Find every line of the data below that has "rand" in it. Reply with the number only.

(Given records)

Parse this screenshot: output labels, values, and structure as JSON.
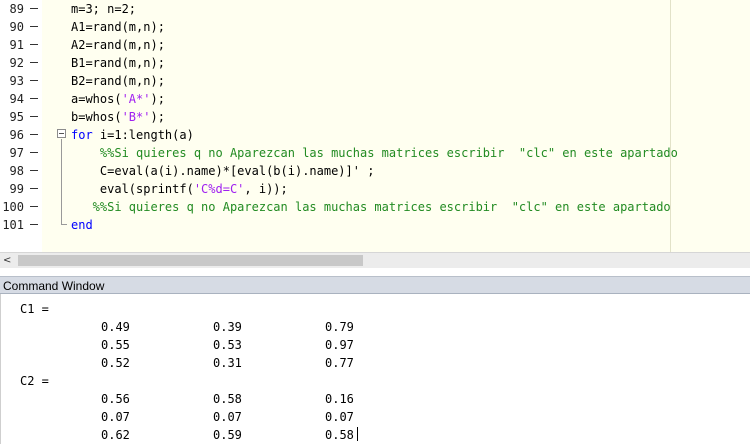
{
  "editor": {
    "lines": [
      {
        "num": "89",
        "code": [
          {
            "t": "m=3; n=2;",
            "c": "plain"
          }
        ]
      },
      {
        "num": "90",
        "code": [
          {
            "t": "A1=rand(m,n);",
            "c": "plain"
          }
        ]
      },
      {
        "num": "91",
        "code": [
          {
            "t": "A2=rand(m,n);",
            "c": "plain"
          }
        ]
      },
      {
        "num": "92",
        "code": [
          {
            "t": "B1=rand(m,n);",
            "c": "plain"
          }
        ]
      },
      {
        "num": "93",
        "code": [
          {
            "t": "B2=rand(m,n);",
            "c": "plain"
          }
        ]
      },
      {
        "num": "94",
        "code": [
          {
            "t": "a=whos(",
            "c": "plain"
          },
          {
            "t": "'A*'",
            "c": "str"
          },
          {
            "t": ");",
            "c": "plain"
          }
        ]
      },
      {
        "num": "95",
        "code": [
          {
            "t": "b=whos(",
            "c": "plain"
          },
          {
            "t": "'B*'",
            "c": "str"
          },
          {
            "t": ");",
            "c": "plain"
          }
        ]
      },
      {
        "num": "96",
        "code": [
          {
            "t": "for",
            "c": "kw"
          },
          {
            "t": " i=1:length(a)",
            "c": "plain"
          }
        ]
      },
      {
        "num": "97",
        "code": [
          {
            "t": "    %%Si quieres q no Aparezcan las muchas matrices escribir  \"clc\" en este apartado",
            "c": "cmt"
          }
        ]
      },
      {
        "num": "98",
        "code": [
          {
            "t": "    C=eval(a(i).name)*[eval(b(i).name)]' ;",
            "c": "plain"
          }
        ]
      },
      {
        "num": "99",
        "code": [
          {
            "t": "    eval(sprintf(",
            "c": "plain"
          },
          {
            "t": "'C%d=C'",
            "c": "str"
          },
          {
            "t": ", i));",
            "c": "plain"
          }
        ]
      },
      {
        "num": "100",
        "code": [
          {
            "t": "   %%Si quieres q no Aparezcan las muchas matrices escribir  \"clc\" en este apartado",
            "c": "cmt"
          }
        ]
      },
      {
        "num": "101",
        "code": [
          {
            "t": "end",
            "c": "kw"
          }
        ]
      }
    ]
  },
  "scrollbar": {
    "left_arrow": "<"
  },
  "command_window": {
    "title": "Command Window",
    "outputs": [
      {
        "label": "C1 =",
        "rows": [
          [
            "0.49",
            "0.39",
            "0.79"
          ],
          [
            "0.55",
            "0.53",
            "0.97"
          ],
          [
            "0.52",
            "0.31",
            "0.77"
          ]
        ]
      },
      {
        "label": "C2 =",
        "rows": [
          [
            "0.56",
            "0.58",
            "0.16"
          ],
          [
            "0.07",
            "0.07",
            "0.07"
          ],
          [
            "0.62",
            "0.59",
            "0.58"
          ]
        ]
      }
    ]
  }
}
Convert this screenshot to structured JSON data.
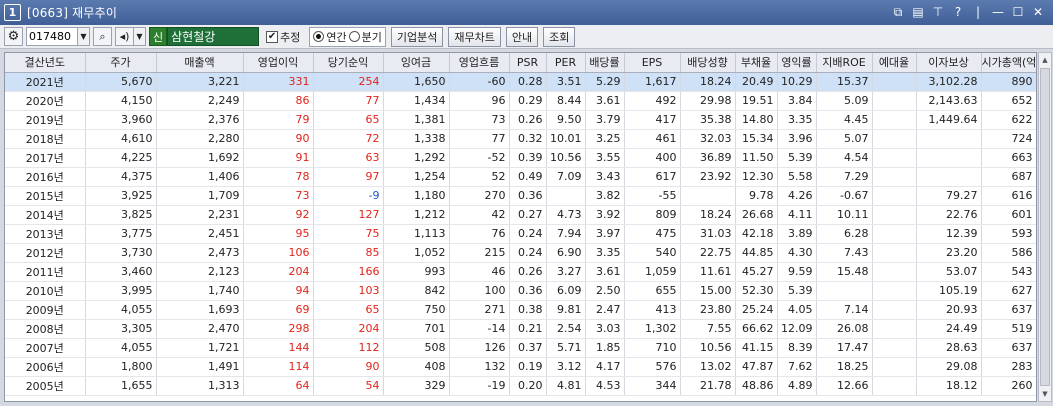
{
  "window": {
    "num": "1",
    "title": "[0663] 재무추이"
  },
  "toolbar": {
    "code": "017480",
    "badge": "신",
    "company": "삼현철강",
    "estimate_label": "추정",
    "radio_annual": "연간",
    "radio_quarter": "분기",
    "btn_company_analysis": "기업분석",
    "btn_financial_chart": "재무차트",
    "btn_guide": "안내",
    "btn_query": "조회"
  },
  "columns": [
    "결산년도",
    "주가",
    "매출액",
    "영업이익",
    "당기순익",
    "잉여금",
    "영업흐름",
    "PSR",
    "PER",
    "배당률",
    "EPS",
    "배당성향",
    "부채율",
    "영익률",
    "지배ROE",
    "예대율",
    "이자보상",
    "시가총액(억)"
  ],
  "rows": [
    [
      "2021년",
      "5,670",
      "3,221",
      "331",
      "254",
      "1,650",
      "-60",
      "0.28",
      "3.51",
      "5.29",
      "1,617",
      "18.24",
      "20.49",
      "10.29",
      "15.37",
      "",
      "3,102.28",
      "890"
    ],
    [
      "2020년",
      "4,150",
      "2,249",
      "86",
      "77",
      "1,434",
      "96",
      "0.29",
      "8.44",
      "3.61",
      "492",
      "29.98",
      "19.51",
      "3.84",
      "5.09",
      "",
      "2,143.63",
      "652"
    ],
    [
      "2019년",
      "3,960",
      "2,376",
      "79",
      "65",
      "1,381",
      "73",
      "0.26",
      "9.50",
      "3.79",
      "417",
      "35.38",
      "14.80",
      "3.35",
      "4.45",
      "",
      "1,449.64",
      "622"
    ],
    [
      "2018년",
      "4,610",
      "2,280",
      "90",
      "72",
      "1,338",
      "77",
      "0.32",
      "10.01",
      "3.25",
      "461",
      "32.03",
      "15.34",
      "3.96",
      "5.07",
      "",
      "",
      "724"
    ],
    [
      "2017년",
      "4,225",
      "1,692",
      "91",
      "63",
      "1,292",
      "-52",
      "0.39",
      "10.56",
      "3.55",
      "400",
      "36.89",
      "11.50",
      "5.39",
      "4.54",
      "",
      "",
      "663"
    ],
    [
      "2016년",
      "4,375",
      "1,406",
      "78",
      "97",
      "1,254",
      "52",
      "0.49",
      "7.09",
      "3.43",
      "617",
      "23.92",
      "12.30",
      "5.58",
      "7.29",
      "",
      "",
      "687"
    ],
    [
      "2015년",
      "3,925",
      "1,709",
      "73",
      "-9",
      "1,180",
      "270",
      "0.36",
      "",
      "3.82",
      "-55",
      "",
      "9.78",
      "4.26",
      "-0.67",
      "",
      "79.27",
      "616"
    ],
    [
      "2014년",
      "3,825",
      "2,231",
      "92",
      "127",
      "1,212",
      "42",
      "0.27",
      "4.73",
      "3.92",
      "809",
      "18.24",
      "26.68",
      "4.11",
      "10.11",
      "",
      "22.76",
      "601"
    ],
    [
      "2013년",
      "3,775",
      "2,451",
      "95",
      "75",
      "1,113",
      "76",
      "0.24",
      "7.94",
      "3.97",
      "475",
      "31.03",
      "42.18",
      "3.89",
      "6.28",
      "",
      "12.39",
      "593"
    ],
    [
      "2012년",
      "3,730",
      "2,473",
      "106",
      "85",
      "1,052",
      "215",
      "0.24",
      "6.90",
      "3.35",
      "540",
      "22.75",
      "44.85",
      "4.30",
      "7.43",
      "",
      "23.20",
      "586"
    ],
    [
      "2011년",
      "3,460",
      "2,123",
      "204",
      "166",
      "993",
      "46",
      "0.26",
      "3.27",
      "3.61",
      "1,059",
      "11.61",
      "45.27",
      "9.59",
      "15.48",
      "",
      "53.07",
      "543"
    ],
    [
      "2010년",
      "3,995",
      "1,740",
      "94",
      "103",
      "842",
      "100",
      "0.36",
      "6.09",
      "2.50",
      "655",
      "15.00",
      "52.30",
      "5.39",
      "",
      "",
      "105.19",
      "627"
    ],
    [
      "2009년",
      "4,055",
      "1,693",
      "69",
      "65",
      "750",
      "271",
      "0.38",
      "9.81",
      "2.47",
      "413",
      "23.80",
      "25.24",
      "4.05",
      "7.14",
      "",
      "20.93",
      "637"
    ],
    [
      "2008년",
      "3,305",
      "2,470",
      "298",
      "204",
      "701",
      "-14",
      "0.21",
      "2.54",
      "3.03",
      "1,302",
      "7.55",
      "66.62",
      "12.09",
      "26.08",
      "",
      "24.49",
      "519"
    ],
    [
      "2007년",
      "4,055",
      "1,721",
      "144",
      "112",
      "508",
      "126",
      "0.37",
      "5.71",
      "1.85",
      "710",
      "10.56",
      "41.15",
      "8.39",
      "17.47",
      "",
      "28.63",
      "637"
    ],
    [
      "2006년",
      "1,800",
      "1,491",
      "114",
      "90",
      "408",
      "132",
      "0.19",
      "3.12",
      "4.17",
      "576",
      "13.02",
      "47.87",
      "7.62",
      "18.25",
      "",
      "29.08",
      "283"
    ],
    [
      "2005년",
      "1,655",
      "1,313",
      "64",
      "54",
      "329",
      "-19",
      "0.20",
      "4.81",
      "4.53",
      "344",
      "21.78",
      "48.86",
      "4.89",
      "12.66",
      "",
      "18.12",
      "260"
    ]
  ],
  "colors": {
    "positive": "#e0241b",
    "negative": "#1f52d4",
    "selected_row": "#cfe1f6",
    "titlebar": "#4a6aa3"
  },
  "selected_row_index": 0
}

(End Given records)

Answer area >>
4